There is a 1960s’ painting by the American illustrator Norman Rockwell that shows a mechanic sent to fix a lift. He is standing outside the lift, doors open, with the cabin itself stopped between floors so that he can access its workings. In the back pocket of his overalls he has a wrench and a spanner.
The mechanic is scratching his head, however. In place of the gears, pulleys and drive belts he has spent his lifetime servicing, this lift has electronics. He has been sent out to do the job with a toolkit and an approach made irrelevant by evolution.
Why the digital workplace is the ‘electronic elevator’ for SD managers

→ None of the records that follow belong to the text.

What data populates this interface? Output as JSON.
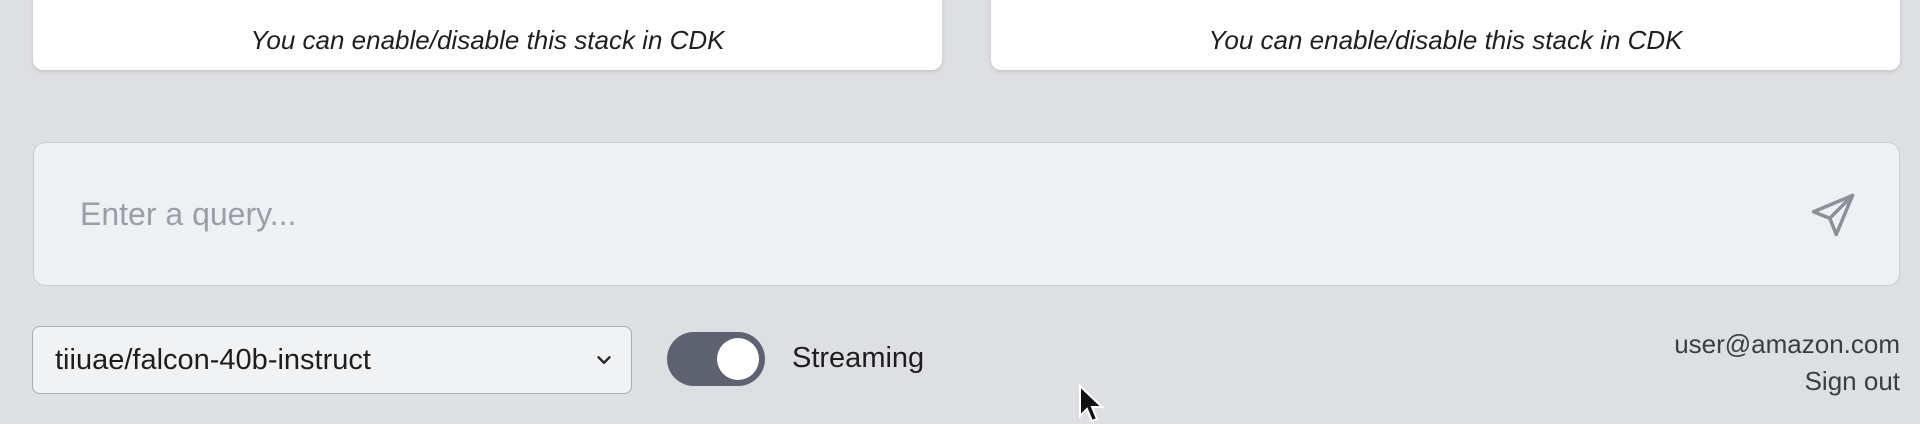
{
  "cards": [
    {
      "text": "You can enable/disable this stack in CDK"
    },
    {
      "text": "You can enable/disable this stack in CDK"
    }
  ],
  "query": {
    "placeholder": "Enter a query...",
    "value": ""
  },
  "model_select": {
    "selected": "tiiuae/falcon-40b-instruct"
  },
  "streaming": {
    "label": "Streaming",
    "enabled": true
  },
  "user": {
    "email": "user@amazon.com",
    "sign_out_label": "Sign out"
  },
  "icons": {
    "send": "send-icon",
    "chevron": "chevron-down-icon",
    "cursor": "mouse-cursor-icon"
  },
  "colors": {
    "background": "#dedfe3",
    "toggle_on": "#5d6170",
    "placeholder": "#9a9ea6"
  }
}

The Digital Workplace has been with us for a while now. It’s a movable feast concept of fluid, flexible and enabling technologies being used to liberate organisations, their managers, their workers and their resources from the traditional constraints of fixed-everything working.
In a Digital Workplace, one or more workers, in one or more places, can do one or more tasks, using one or more platforms via one or more devices at any point in a timezone-free day (or night) to provide the organisation with increased performance, optimised efficiencies and, as a result, otherwise unimaginable competitive and commercial advantage.
From the Service Desk Manager’s viewpoint, however, things may look rather less Utopian.
Devices, platforms, applications and intentions are no longer as easy to keep tabs on as once they were. The needs of end-users are less easy to anticipate or to provide for. Shadow IT has moved from being a rogue insurgent to being an accepted (and often intrinsic) part of the organisation’s process.
In short, like the bemused, wrench-clutching lift mechanic in the painting, IT Service Desk Leaders can all too easily find that they are attempting to tackle today’s challenge using tools designed for yesterday’s technology.
The three big Digital Workplace challenges for the ITSD
As a company that provides Service Desk capability to client organisations in a diverse range of verticals, Plan-Net believes the Digital Workplace poses three specific challenges for ITSD leaders.
The first is simply that Service Desk leaders will frequently lack the time required to review, plan and innovate on their approach or Service Desk offer. They’re simply too busy managing day to day business. Next comes the presence of Shadow IT creating significant disconnects and contributing to an overall lack of productivity. Thirdly, telephone and email support channels are self-evidently too inflexible to meet the needs of a Digital Workplace.
How ITSD Leaders can reshape for Digital Working
ITSD leaders whose remit involves supporting a Digital Workplace have no alternative but to embrace a total transformation in order to respond to the current nature of the business and provide it with effective support.
To do this, we see three key tactics which can help even the hardest pushed ITSD Leader:
1) Diversify support channels
Telephone and email support simply will not cut it in a Digital Workplace. When workers were asked where they’d be likely to turn for help with digital technology, “asking a colleague” or “looking online or using a self-help resource” were the first choice options for more than 50% of respondents.
In a Digital Workplace, users require multichannel access to support, and high-value, collaborative channels that drive satisfaction, loyalty and relevancy. To deliver these, Plan-Net’s view is that ITSD Leaders need to look at chat; self-service ticket submission; self-service request fulfilment; customer-facing knowledge management; social media; virtual face-to-face support; walk-up service support; regular, site-based ‘IT-Taxi’ visits; vending machines/kiosks for device requests; and peer to peer support, and choose appropriate tools with which to build.
2) Embrace Shadow IT and make it work for you
Shadow IT is a fact of life, and in most organisations contributes significantly to productivity. Service Desk Leaders need to get to grips with its use in their organisation and implement strategies for both supporting it and managing and tracking the delivery of this support.
There are a number of ways in which you can go about this, and Plan-Net is always ready to talk these over with organisations that wish to implement measures of this kind.
These include establishing resolution codes and categories in your IT service support management tool to help you keep track of Shadow IT issues; exploring ways to allow your IT self-service to deal with and moderate FAQs and discussion threads related to Shadow IT and to perhaps wrap this into a single ‘support hub’ that supports all IT issues; test out some kind of ‘Shadow IT Support’ function that does actively encourage users to move Shadow IT support into your domain.
3) Reconsider your ITSD Key Performance Indicators and Metrics
We’ve found that Service Desks in Digital Workplaces need to support the business in very different ways to those deployed in traditional environments. However, very few ITSD’s measure or report user satisfaction as a metric.
It is thus a wise move to review the KPIs you are using, and to include new indicators that look at the delivery of real value in terms of increased productivity and improved end-user satisfaction.
Getting expert help
If you’re managing Service Desk delivery in a Digital Workplace organisation, we’d be very happy to talk over how you can best bring your offer into line with the needs and expectations of your users. Get in touch.